Let’s make it clear that we are talking about an album that was composed and recorded together with the other two, so consequently representing the same creative process and the same era. It wouldn’t make much sense, then, to treat it as a new release, in which to look for evolutions or differences in content. Pianissimo is the first chapter of the Requiem mass, entirely performed by the orchestra, thus completely devoid of sonic elements related to metal. Nevertheless, the composition background of both London and Scaarba is clearly influenced by the gothic/doom universe in this context as well, but of course don’t expect to hear any of the weeping guitars and growls accompanying the clean vocals or choirs that will be such crucial elements in the latter two parts. Imagine, instead, a genuine attempt to get in touch with God, to give voice to the pain of loss and to reflections on the way to Judgment Day.

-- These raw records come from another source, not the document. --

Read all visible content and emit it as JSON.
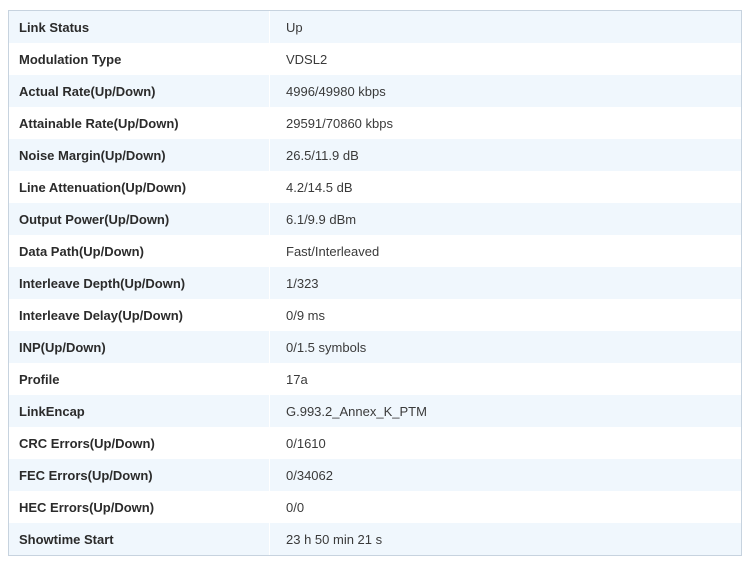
{
  "dsl_status": {
    "rows": [
      {
        "label": "Link Status",
        "value": "Up"
      },
      {
        "label": "Modulation Type",
        "value": "VDSL2"
      },
      {
        "label": "Actual Rate(Up/Down)",
        "value": "4996/49980 kbps"
      },
      {
        "label": "Attainable Rate(Up/Down)",
        "value": "29591/70860 kbps"
      },
      {
        "label": "Noise Margin(Up/Down)",
        "value": "26.5/11.9 dB"
      },
      {
        "label": "Line Attenuation(Up/Down)",
        "value": "4.2/14.5 dB"
      },
      {
        "label": "Output Power(Up/Down)",
        "value": "6.1/9.9 dBm"
      },
      {
        "label": "Data Path(Up/Down)",
        "value": "Fast/Interleaved"
      },
      {
        "label": "Interleave Depth(Up/Down)",
        "value": "1/323"
      },
      {
        "label": "Interleave Delay(Up/Down)",
        "value": "0/9 ms"
      },
      {
        "label": "INP(Up/Down)",
        "value": "0/1.5 symbols"
      },
      {
        "label": "Profile",
        "value": "17a"
      },
      {
        "label": "LinkEncap",
        "value": "G.993.2_Annex_K_PTM"
      },
      {
        "label": "CRC Errors(Up/Down)",
        "value": "0/1610"
      },
      {
        "label": "FEC Errors(Up/Down)",
        "value": "0/34062"
      },
      {
        "label": "HEC Errors(Up/Down)",
        "value": "0/0"
      },
      {
        "label": "Showtime Start",
        "value": "23 h 50 min 21 s"
      }
    ]
  }
}
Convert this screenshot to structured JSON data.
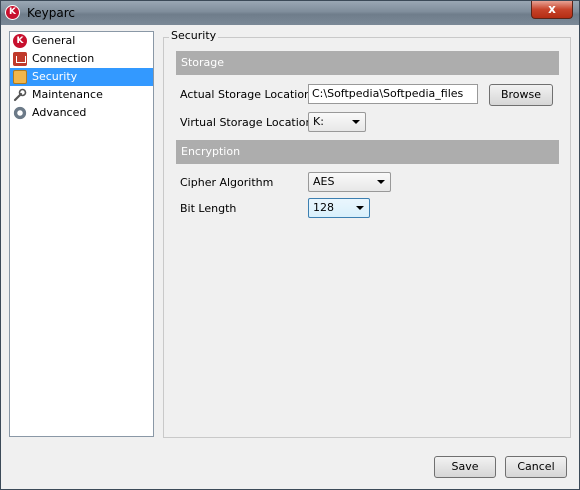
{
  "window": {
    "title": "Keyparc",
    "app_icon_letter": "K",
    "close_glyph": "x"
  },
  "sidebar": {
    "items": [
      {
        "label": "General",
        "icon": "keyparc-logo-icon",
        "selected": false
      },
      {
        "label": "Connection",
        "icon": "connection-icon",
        "selected": false
      },
      {
        "label": "Security",
        "icon": "security-icon",
        "selected": true
      },
      {
        "label": "Maintenance",
        "icon": "wrench-icon",
        "selected": false
      },
      {
        "label": "Advanced",
        "icon": "gear-icon",
        "selected": false
      }
    ]
  },
  "panel": {
    "label": "Security",
    "storage": {
      "header": "Storage",
      "actual_label": "Actual Storage Location",
      "actual_value": "C:\\Softpedia\\Softpedia_files",
      "browse_label": "Browse",
      "virtual_label": "Virtual Storage Location",
      "virtual_value": "K:"
    },
    "encryption": {
      "header": "Encryption",
      "cipher_label": "Cipher Algorithm",
      "cipher_value": "AES",
      "bits_label": "Bit Length",
      "bits_value": "128"
    }
  },
  "footer": {
    "save_label": "Save",
    "cancel_label": "Cancel"
  },
  "colors": {
    "selection": "#3399ff",
    "section_header": "#adadad",
    "close_button": "#c7432a"
  }
}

In addition, the release of Pianissimo also helps us to put the other two records in the right perspective, balancing the whole mass in three acts. In a sense, this three-way nature of the Requiem might even be interpreted as a musical rendition of the angelic voices and the music of the spheres of Heaven, followed by the uncertainty of Purgatory, down to the violence of Hell. As you reconnect the two and a half hours (which you will seldom listen to in one sitting), it is definitely interesting to appreciate the musical themes reprised in different ways throughout the whole work, plus of course the textual references to the classic requiem mass.
It is great to finally be able to listen to the most representative work by Virgin Black in its entirety, which finally gave the chance to know them also to people that maybe were to young in the ’00s, or just didn’t know about them back then. It’s quite curious to see how a band that had basically disappeared for most of the social media era, managed to become quite a hot topic once again by releasing a record that doesn’t even have anything to do with metal.
Here we end this journey to the past through the present, and wonder if Virgin Black will be back again in the future, or if the conclusion of their Requiem will also represent the final conclusion of their musical adventure.